Updated: 3 days ago
A circular fence, seating circle, and inscribed steps are three of the five sculptural elements in Ellen Rothenberg's tribute to pioneering 19th century female mill workers, known as "mill girls." Dedicated in 1996, the memorial, titled "Industry, Not Servitude," is located in Lucy Larcom Park, along the Merrimack Canal in Lowell, MA. My first visit to Lowell, site of the 19th century textile industry, was in 1999 to give a speech about my book Rosie the Riveter: Women Working on the Home Front at the Tsongas History Learning Center. In 2018, I gave a talk there on my book Elizabeth Cady Stanton and Susan B. Anthony: A Friendship That Changed the World. In between, in 2012, on the way back from Monhegan Island in Maine, I stopped and explored Rothenberg's tribute. The pieces are inscribed with words and phrases from mill girls. It was moving and stimulating to see a sculptor's conception of a historical period with female workers that I had written about in my book Girls: A History of Growing Up Female in America.
This circular fence is for Lucy Larcom, who, at the age of 10, went to work in the mills. She grew up to be a teacher and
a popular poet. Cut into steel plates, her words read: "So up and down before her loom/she paces on, and to and fro,/till sunset fills the dusty room,/and makes the water redly glow,/as if the Merrimack's calm flood/ were changed into a stream of blood./Too soon fulfilled, and all too true/the words she murmured as she wrought:/But, weary weaver, not to you/alone was war's stern message brought:/'Woman!' It knelled from heart to heart,/"Thy Sister's Keeper Know Thou Art!"
The next image is a section of the seating circle dedicated to Sarah G. Bagley, mill worker and co-founder of the Lowell Female Labor Reform Association in 1844. Her words "Truth Loses Nothing" ends with "Upon Investigation" that appear on another section of the circle.
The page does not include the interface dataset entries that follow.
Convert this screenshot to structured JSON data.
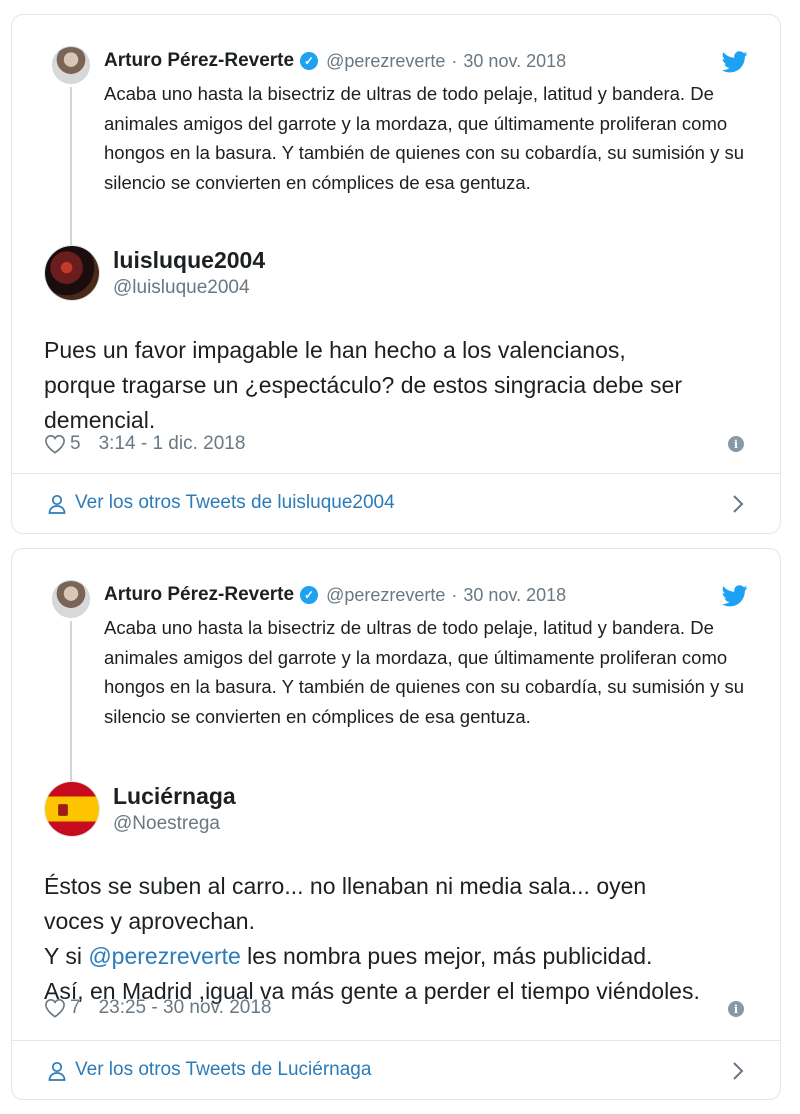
{
  "cards": [
    {
      "parent": {
        "name": "Arturo Pérez-Reverte",
        "handle": "@perezreverte",
        "separator": "·",
        "date": "30 nov. 2018",
        "text": "Acaba uno hasta la bisectriz de ultras de todo pelaje, latitud y bandera. De animales amigos del garrote y la mordaza, que últimamente proliferan como hongos en la basura. Y también de quienes con su cobardía, su sumisión y su silencio se convierten en cómplices de esa gentuza.",
        "verified_icon": "verified-badge-icon"
      },
      "reply": {
        "name": "luisluque2004",
        "handle": "@luisluque2004",
        "avatar": "photo-avatar",
        "text_lines": [
          "Pues un favor impagable le han hecho a los valencianos,",
          "porque tragarse un ¿espectáculo? de estos singracia debe ser",
          "demencial."
        ],
        "likes": "5",
        "timestamp": "3:14 - 1 dic. 2018"
      },
      "footer": {
        "label": "Ver los otros Tweets de luisluque2004"
      }
    },
    {
      "parent": {
        "name": "Arturo Pérez-Reverte",
        "handle": "@perezreverte",
        "separator": "·",
        "date": "30 nov. 2018",
        "text": "Acaba uno hasta la bisectriz de ultras de todo pelaje, latitud y bandera. De animales amigos del garrote y la mordaza, que últimamente proliferan como hongos en la basura. Y también de quienes con su cobardía, su sumisión y su silencio se convierten en cómplices de esa gentuza.",
        "verified_icon": "verified-badge-icon"
      },
      "reply": {
        "name": "Luciérnaga",
        "handle": "@Noestrega",
        "avatar": "spain-flag-avatar",
        "text_line1": "Éstos  se suben al carro... no llenaban ni media sala... oyen",
        "text_line2": "voces y aprovechan.",
        "text_line3_prefix": "Y si ",
        "text_line3_mention": "@perezreverte",
        "text_line3_suffix": " les nombra pues mejor, más publicidad.",
        "text_line4": "Así, en Madrid ,igual va más gente a perder el tiempo viéndoles.",
        "likes": "7",
        "timestamp": "23:25 - 30 nov. 2018"
      },
      "footer": {
        "label": "Ver los otros Tweets de Luciérnaga"
      }
    }
  ],
  "colors": {
    "twitter_blue": "#1da1f2",
    "link": "#2b7bb9",
    "muted": "#697882",
    "border": "#e1e8ed"
  },
  "icons": [
    "twitter-bird-icon",
    "verified-badge-icon",
    "heart-icon",
    "info-icon",
    "person-icon",
    "chevron-right-icon"
  ]
}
The bottom image is the steps inscribed with the enduring words of mill girls who published poetry and fiction The Lowell Offerings, their own monthly magazine.